MacFarlane is a skilled pianist and singer who, as a young man, worked with the same vocal coaches as Frank Sinatra. He’s a big fan of musicals, and often uses song and dance routines in Family Guy, although he despairs at the current state of music and the charts:
“Today’s music is just a wasteland. Nothing lasts more than a couple of years, and now so much rests on the performer, whereas it used to be about the writers – Cole Porter, Lerner and Loewe and so on. We still hear those tunes today, but what will be listening to in 20 years time?”
Discussing Alvin Sargent, writer of Spider-Man 2 and the upcoming Spider-Man 3 at over 75 years of age (Sargent’s first Oscar nomination was for Paper Moon in 1973 and he’s won two since), MacFarlane mentioned television, and especially the HBO series The Sopranos:
“The average writer on that show is in his 50s or early 60s I think, which is why the show is so good. Ricky Blitt – though he’ll hate me for telling you this – is in his early 40s, and The Winner has that same kind of edginess without being shallow, although there’s warmth and backbone too. He’s a seasoned writer, and there’s experience there.”
“The Simpsons has definitely earned its place in the Hall of Fame, even though some say it’s lost its edge recently. It’s been around nearly 20 series now? I’ll be astonished if we make it that long.”
As for the future, MacFarlane thinks that there will be more straight-to-DVD movies, such as Stewie Griffin: The Untold Story and we may be seeing the Griffin Family on the big screen as well, though MacFarlane himself might be branching out further:
“I periodically gets offers for acting, but I dance round it with a kind of trepidation. I’ll probably take a stab at it at some time. Voiceover is so different though – it’s vaudevillian.”
In relation to this, MacFarlane mentions one of the reoccurring “toppers” in Family Guy: a man wearing a striped waistcoat and a boater does a short musical number, then shouts to his rinky-dink bar pianist below to “play him out”:
“Yeah, so few people get that. The way the pianist turns and looks at the audience – he wants your approval, just like we do!”
But with all those famous characters in his voice box – MacFarlane sounds most like Brian when he talks – is he in danger of being cast for his vocal talents alone, like the guy from the Police Academy movies?
“That’s a question, yeah. You’re voice becomes kind of your brand, but when you are on camera (as an actor) you’re only playing one character.”
MacFarlane is an avid fan of Star Trek, and appeared as the engineer Ensign Rivers on Star Trek: Enterprise in a couple of episodes. Since then, Patrick Stewart has had a recurring role as the director of the CIA in American Dad! (and also reprised his famed role of Jean Luc Picard in an episode of Family Guy):
“He’s one of the greatest male leading actors of our time.
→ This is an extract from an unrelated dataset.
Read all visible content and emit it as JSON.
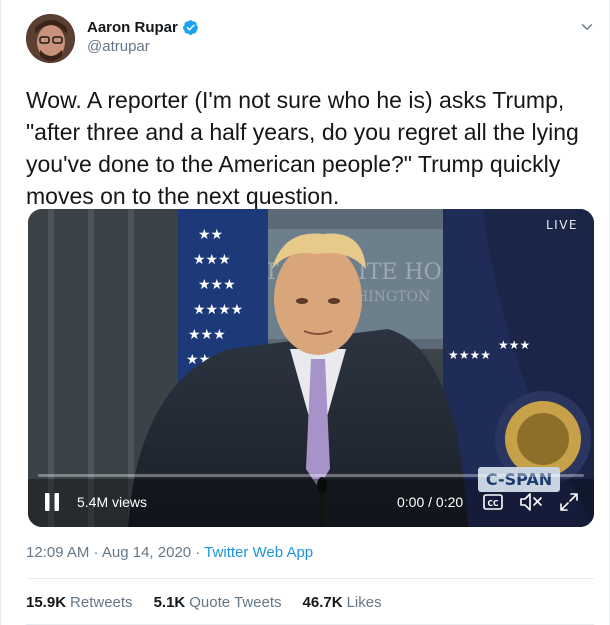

He’s tremendous comedian.”
American Dad! was first shown after Super Bowl XXXIX in early 2005, and focuses on Stan Smith, a fanatical conservative and CIA agent, and his family, which includes two children and Roger, the extraterrestrial alien who rescued Stan from Area 51. Oh, and another talking animal - Klaus the goldfish, who hosts the transplanted brain of an East German Olympic skier.
MacFarlane provides the voices of Stan and Roger, and it’s due to run for at least two more seasons.
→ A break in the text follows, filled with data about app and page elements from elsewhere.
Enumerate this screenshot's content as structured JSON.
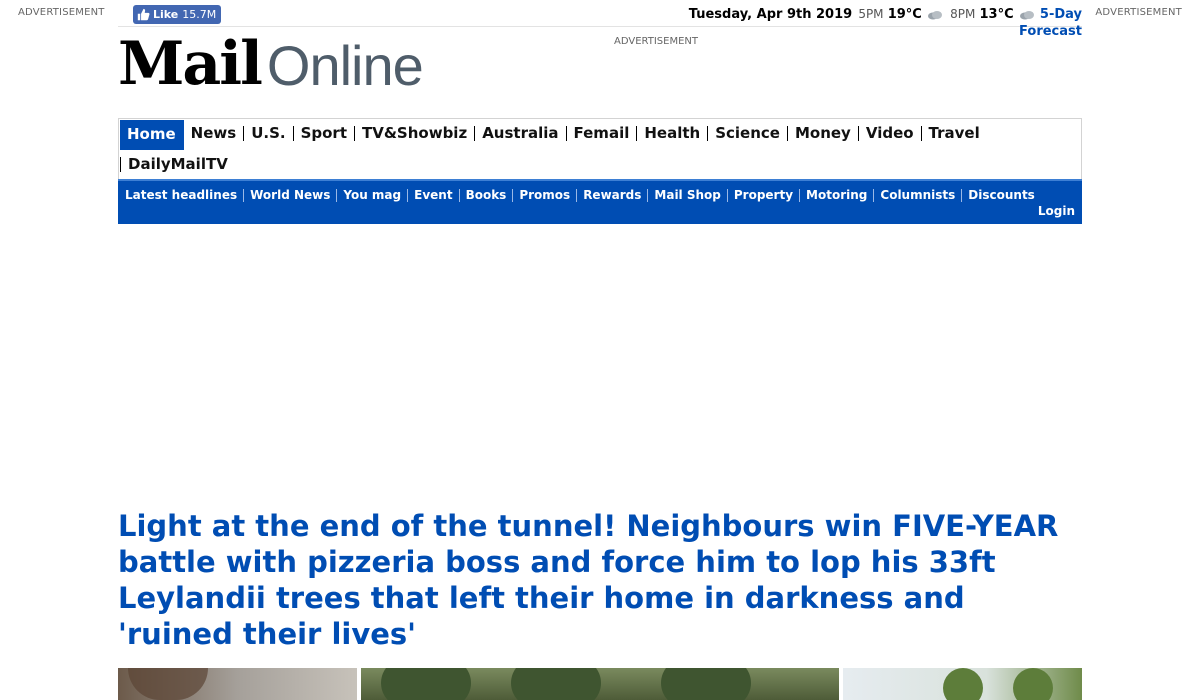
{
  "ads": {
    "left": "ADVERTISEMENT",
    "right": "ADVERTISEMENT",
    "middle": "ADVERTISEMENT"
  },
  "facebook": {
    "like_label": "Like",
    "like_count": "15.7M"
  },
  "weather": {
    "date": "Tuesday, Apr 9th 2019",
    "time1": "5PM",
    "temp1": "19°C",
    "time2": "8PM",
    "temp2": "13°C",
    "forecast_link_part1": "5-Day",
    "forecast_link_part2": "Forecast"
  },
  "logo": {
    "word1": "Mail",
    "word2": "Online"
  },
  "nav_primary": {
    "home": "Home",
    "items": [
      "News",
      "U.S.",
      "Sport",
      "TV&Showbiz",
      "Australia",
      "Femail",
      "Health",
      "Science",
      "Money",
      "Video",
      "Travel"
    ],
    "row2": [
      "DailyMailTV"
    ]
  },
  "nav_secondary": {
    "items": [
      "Latest headlines",
      "World News",
      "You mag",
      "Event",
      "Books",
      "Promos",
      "Rewards",
      "Mail Shop",
      "Property",
      "Motoring",
      "Columnists",
      "Discounts"
    ],
    "login": "Login"
  },
  "article": {
    "headline": "Light at the end of the tunnel! Neighbours win FIVE-YEAR battle with pizzeria boss and force him to lop his 33ft Leylandii trees that left their home in darkness and 'ruined their lives'"
  },
  "colors": {
    "accent": "#004db3",
    "logo_online": "#4f5d6a"
  }
}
Last year, MacFarlane was invited by Harvard University to deliver the “class day” address, and he spoke as himself, Peter, Stewie and Glenn Quagmire. At the end of his speech, he was presented with an honorary degree, which isn’t bad going for a 33-year-old guy who had been publicly chastised by his former Kent School headmaster for his “low” brand of humour. It’s all very much a reflection of how he feels about going to work every day:
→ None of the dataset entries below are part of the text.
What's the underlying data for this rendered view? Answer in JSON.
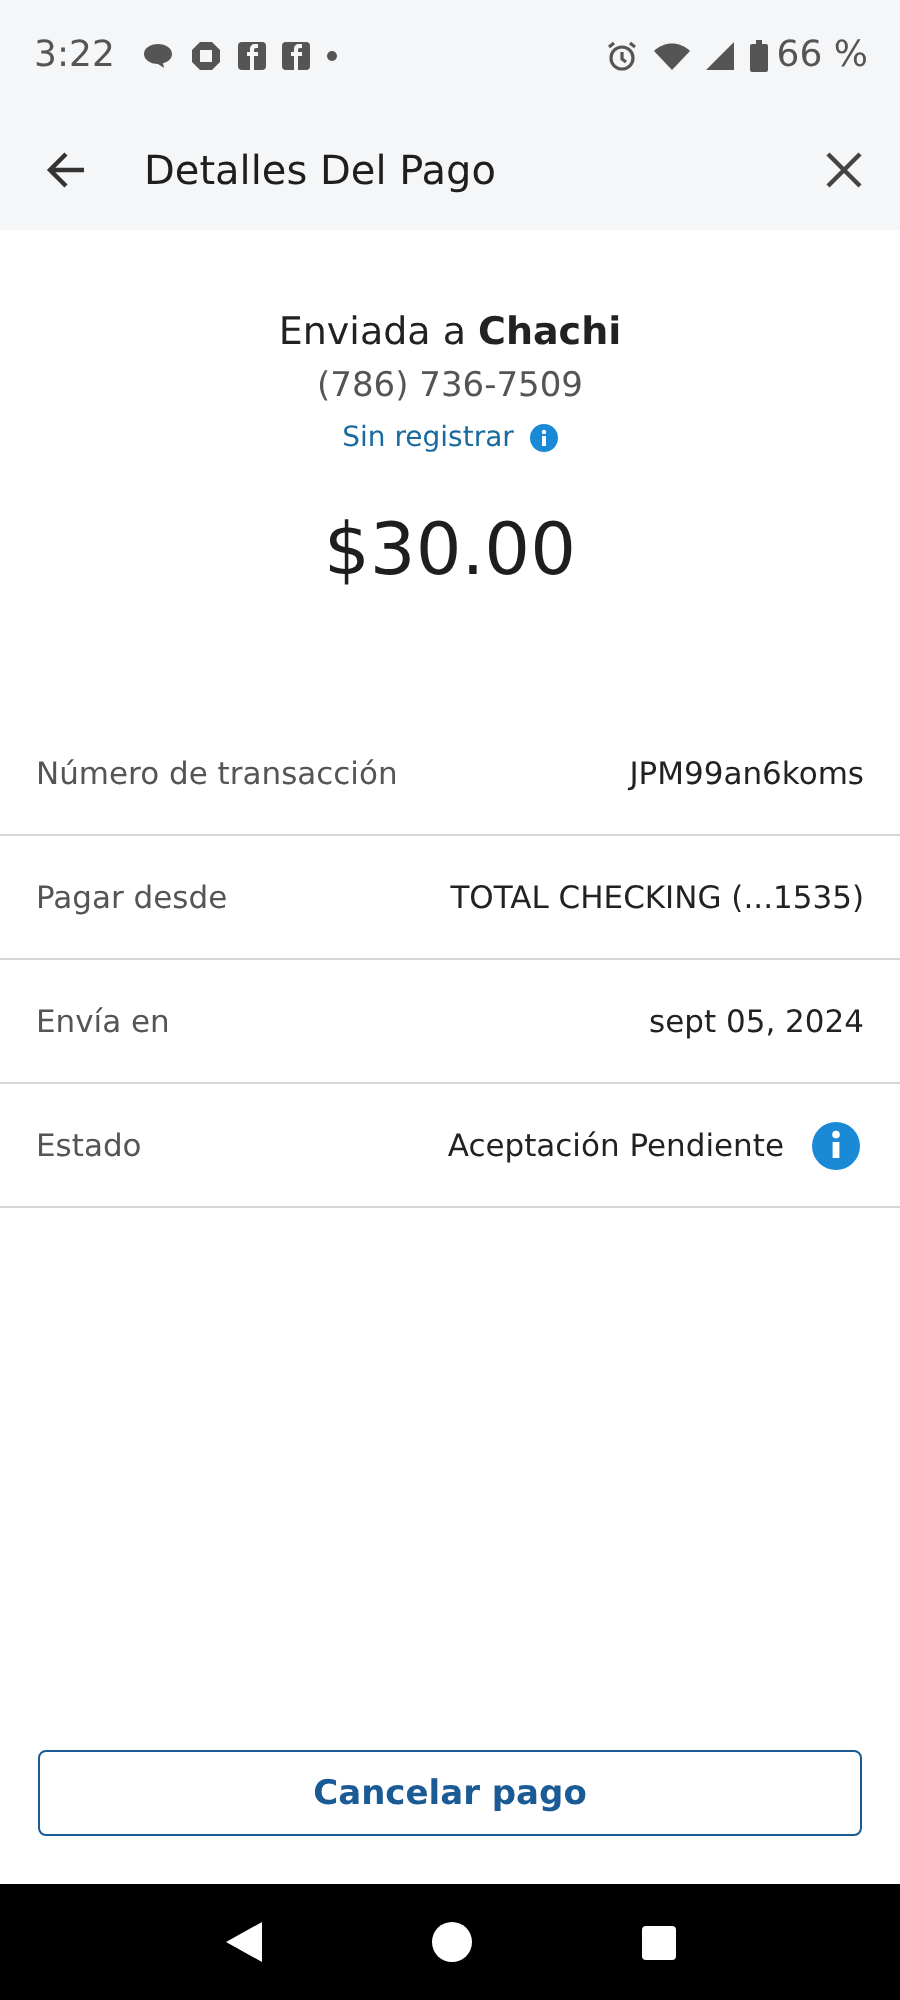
{
  "status_bar": {
    "time": "3:22",
    "battery": "66 %"
  },
  "header": {
    "title": "Detalles Del Pago"
  },
  "recipient": {
    "sent_to": "Enviada a **Chachi**",
    "phone": "(786) 736-7509",
    "registration": "Sin registrar"
  },
  "amount": "$30.00",
  "details": [
    {
      "label": "Número de transacción",
      "value": "JPM99an6koms",
      "info": false
    },
    {
      "label": "Pagar desde",
      "value": "TOTAL CHECKING (...1535)",
      "info": false
    },
    {
      "label": "Envía en",
      "value": "sept 05, 2024",
      "info": false
    },
    {
      "label": "Estado",
      "value": "Aceptación Pendiente",
      "info": true
    }
  ],
  "buttons": [
    "Cancelar pago"
  ]
}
“Sometimes we get all the things we hope for.”
As for his company, Fuzzy Door Productions, where did the name come from?
“That logo was designed by an old college roommate, and it’s an illustration of our college door. Orange fuzz was stapled onto the door, and was there when we arrived – probably had been there since the 70s. When we became known as the “fuzzy door” house, we thought we’d better leave it as it was”.
Perfect kitsch, and as the sexually-voracious Family Guy bachelor Quagmire might say: “All right!”